QRD – Did you ever take guitar lessons & if so, what did you learn from them?
Joe – No, I had to figure it out myself. I only ended up playing guitar as when I formed a band with my brother, Dave already had a bass & there was no way I was allowed to be the singer. So my brother told me to learn to play his guitar. “Bela Lugosi’s Dead” was the first song we learned.
QRD – What would you teach someone in a guitar lesson that you don’t think they would generally get from a guitar teacher?
Joe – I would say that playing in time with the drummer & having commitment to the notes is more important than the actual notes.
QRD – What’s something someone would have to do to emulate your style?
Joe – Avoid barre chords & fast finger work & play in time. Loudly.
QRD – What’s your take on tremolo systems?
Joe – Always fun to play, but I would be constantly worrying about the tuning. I’m a bit OCD about tuning so it could drive me mental. Often think of putting together another guitar with a Bigsby on it, a thin line Tele body would probably suit it.

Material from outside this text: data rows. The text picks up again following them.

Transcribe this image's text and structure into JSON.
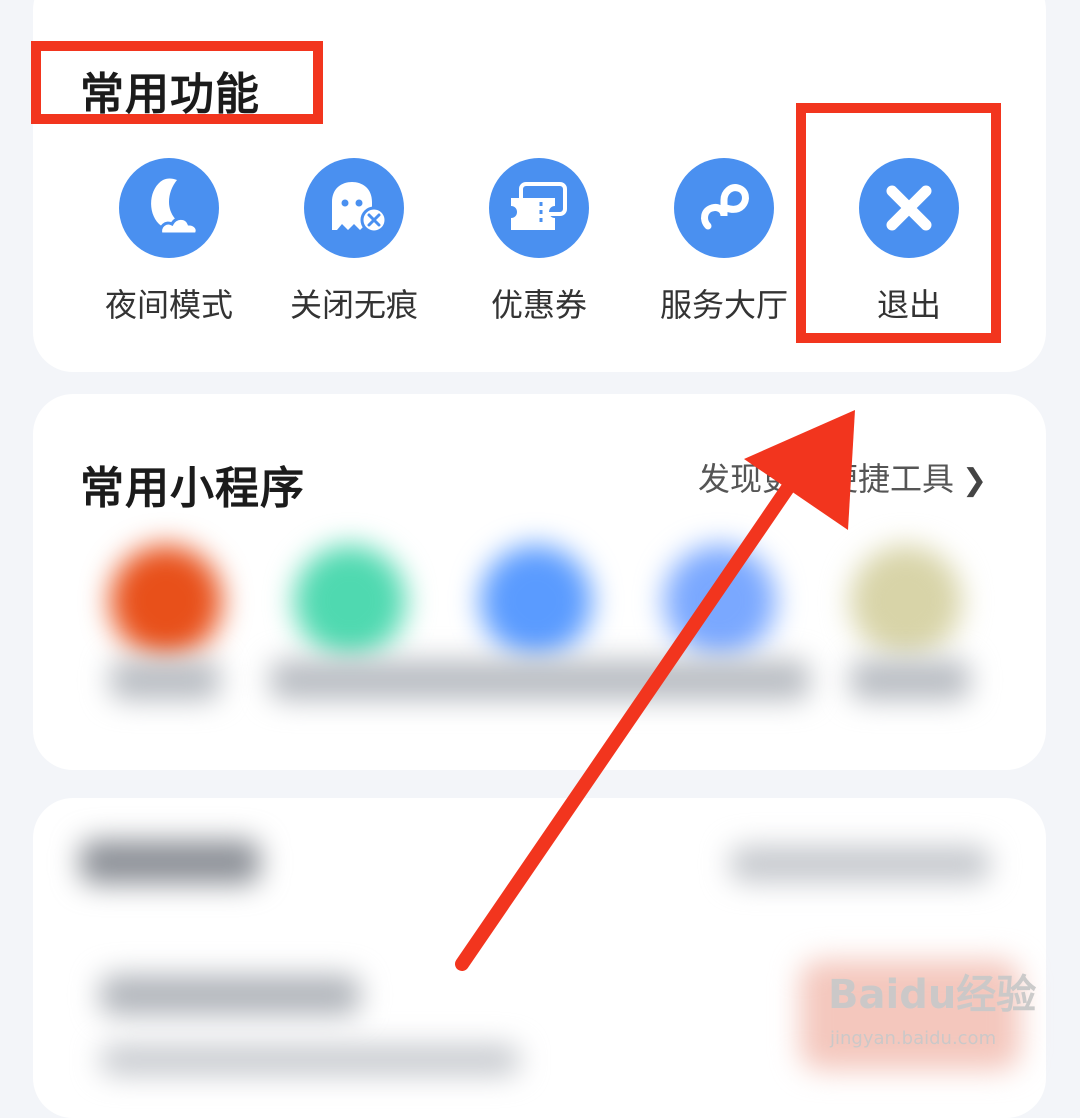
{
  "common_functions": {
    "title": "常用功能",
    "items": [
      {
        "label": "夜间模式",
        "icon": "night-mode-icon"
      },
      {
        "label": "关闭无痕",
        "icon": "ghost-close-icon"
      },
      {
        "label": "优惠券",
        "icon": "coupon-icon"
      },
      {
        "label": "服务大厅",
        "icon": "service-hall-icon"
      },
      {
        "label": "退出",
        "icon": "close-icon"
      }
    ]
  },
  "mini_programs": {
    "title": "常用小程序",
    "discover_link": "发现更多便捷工具"
  },
  "watermark": {
    "brand": "Baidu经验",
    "url": "jingyan.baidu.com"
  },
  "colors": {
    "accent_blue": "#4a90f0",
    "annotation_red": "#f2351e"
  }
}
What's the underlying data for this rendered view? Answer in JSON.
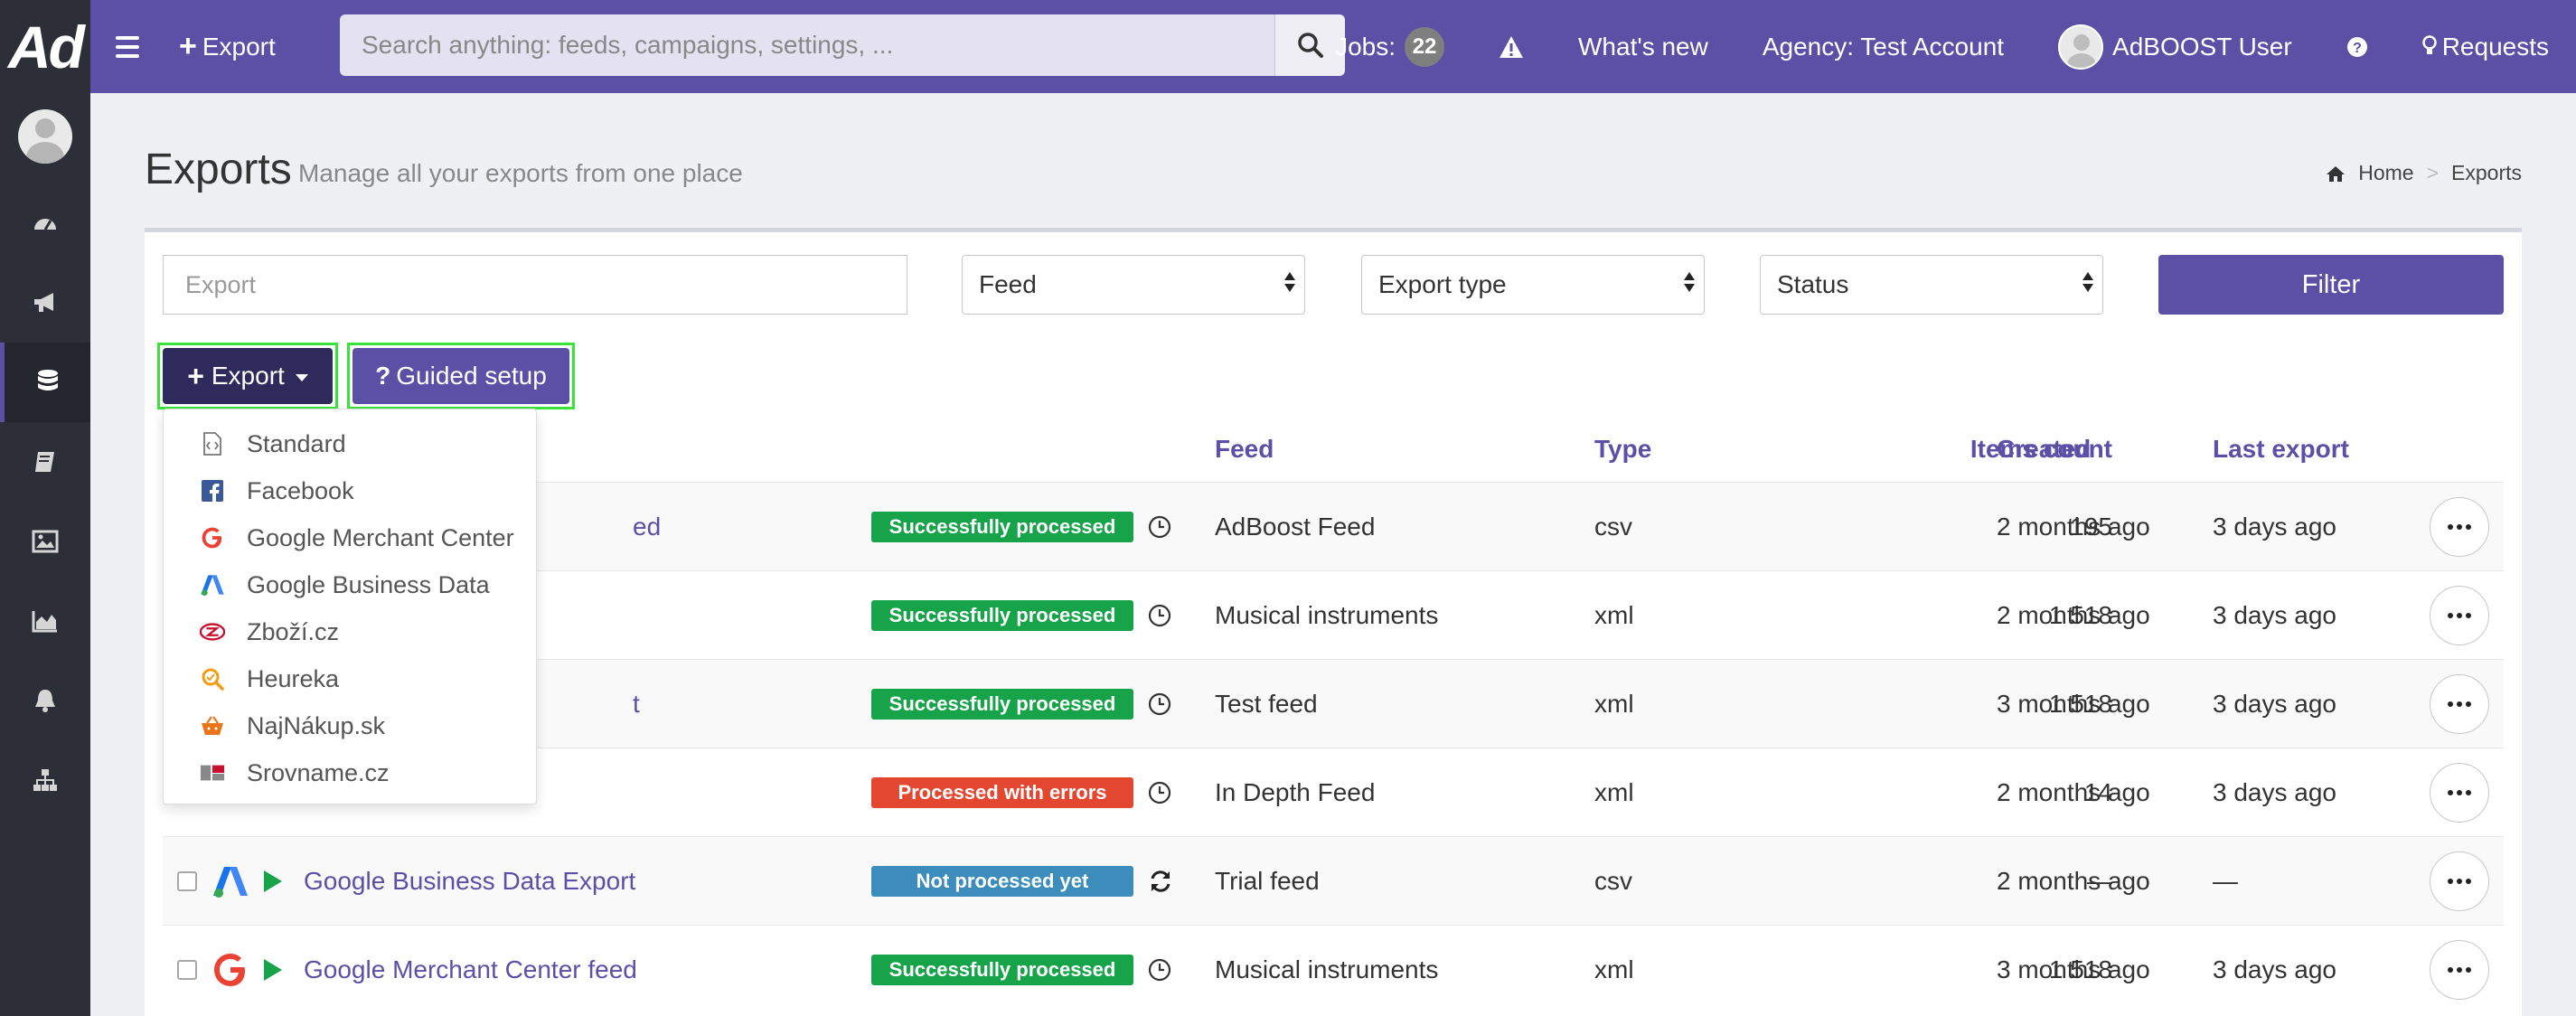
{
  "topbar": {
    "logo_text": "Ad",
    "export_label": "Export",
    "search_placeholder": "Search anything: feeds, campaigns, settings, ...",
    "jobs_label": "Jobs:",
    "jobs_count": "22",
    "whats_new": "What's new",
    "agency": "Agency: Test Account",
    "user_name": "AdBOOST User",
    "requests": "Requests"
  },
  "sidebar": {
    "items": [
      {
        "icon": "dashboard-icon"
      },
      {
        "icon": "megaphone-icon"
      },
      {
        "icon": "database-icon",
        "active": true
      },
      {
        "icon": "book-icon"
      },
      {
        "icon": "image-icon"
      },
      {
        "icon": "area-chart-icon"
      },
      {
        "icon": "bell-icon"
      },
      {
        "icon": "sitemap-icon"
      }
    ]
  },
  "header": {
    "title": "Exports",
    "subtitle": "Manage all your exports from one place",
    "breadcrumb": {
      "home": "Home",
      "current": "Exports"
    }
  },
  "filters": {
    "export_placeholder": "Export",
    "feed": "Feed",
    "export_type": "Export type",
    "status": "Status",
    "filter_button": "Filter"
  },
  "actions": {
    "export_button": "Export",
    "guided_setup": "Guided setup"
  },
  "dropdown": {
    "items": [
      "Standard",
      "Facebook",
      "Google Merchant Center",
      "Google Business Data",
      "Zboží.cz",
      "Heureka",
      "NajNákup.sk",
      "Srovname.cz"
    ]
  },
  "table": {
    "headers": {
      "feed": "Feed",
      "type": "Type",
      "items_count": "Items count",
      "created": "Created",
      "last_export": "Last export"
    },
    "rows": [
      {
        "name_fragment": "ed",
        "status": "Successfully processed",
        "status_color": "#16a34a",
        "feed": "AdBoost Feed",
        "type": "csv",
        "items": "195",
        "created": "2 months ago",
        "last_export": "3 days ago"
      },
      {
        "name_fragment": "",
        "status": "Successfully processed",
        "status_color": "#16a34a",
        "feed": "Musical instruments",
        "type": "xml",
        "items": "1 518",
        "created": "2 months ago",
        "last_export": "3 days ago"
      },
      {
        "name_fragment": "t",
        "status": "Successfully processed",
        "status_color": "#16a34a",
        "feed": "Test feed",
        "type": "xml",
        "items": "1 518",
        "created": "3 months ago",
        "last_export": "3 days ago"
      },
      {
        "name_fragment": "",
        "status": "Processed with errors",
        "status_color": "#e4472f",
        "feed": "In Depth Feed",
        "type": "xml",
        "items": "14",
        "created": "2 months ago",
        "last_export": "3 days ago"
      },
      {
        "name": "Google Business Data Export",
        "status": "Not processed yet",
        "status_color": "#3c8dbc",
        "feed": "Trial feed",
        "type": "csv",
        "items": "—",
        "created": "2 months ago",
        "last_export": "—"
      },
      {
        "name": "Google Merchant Center feed",
        "status": "Successfully processed",
        "status_color": "#16a34a",
        "feed": "Musical instruments",
        "type": "xml",
        "items": "1 518",
        "created": "3 months ago",
        "last_export": "3 days ago"
      }
    ]
  },
  "colors": {
    "brand": "#5b50a6",
    "brand_dark": "#2f2a5c",
    "sidebar": "#2c2f37",
    "success": "#16a34a",
    "error": "#e4472f",
    "info": "#3c8dbc",
    "highlight": "#39e339"
  }
}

QRD – How often do you adjust your tone knob?
Joe – In some songs when I do stupid long feedback stuff I adjust the tone knob down to find a sweet spot for controlling the feedback.
QRD – What do you see as the difference between lead guitar & rhythm guitar players?
Joe – I don’t really know as I’ve never been in that situation. I guess David versus Mark Knopfler.
QRD – If a band has good guitar work, can you ignore the rest of the band not being good?
Joe – I would probably feel very sorry for them, get a bit depressed, & spend the next day convincing myself that one day they’ll find the right band.
QRD – What famous musician’s guitar would you like to own & why?
Joe – Many years ago in the 90s I was on tour & this guy we stayed with in Houston had a Musicmaster that used to belong to Sterling Morrison which played very nicely, he offered to sell it to me for a stupidly low price but unfortunately being the 90s & on tour I had absolutely no money. I’ve often thought since that I should have borrowed some tour money for it. Oh well.
QRD – Who do you think is currently the most innovative guitar player & why?
Joe – Out of people I encounter I would probably say Steve Malley from Unit AMA & Horseloom. I’d also probably have to say Chris Sumerlin from Lords & Kogumaza as he’d be upset if I didn’t. Out of famous guitar people I don’t really know who’s current.
QRD – Where can people hear your best guitar work?
Joe – For noisy type stuff the last Bilge Pump album (Rupert The Sky). For stuff where I’m pretending to be clever, the last Polaris album (I don’t think it had a name, weird).
QRD – Anything else?
Joe – Probably not, I think those questions covered everything ever.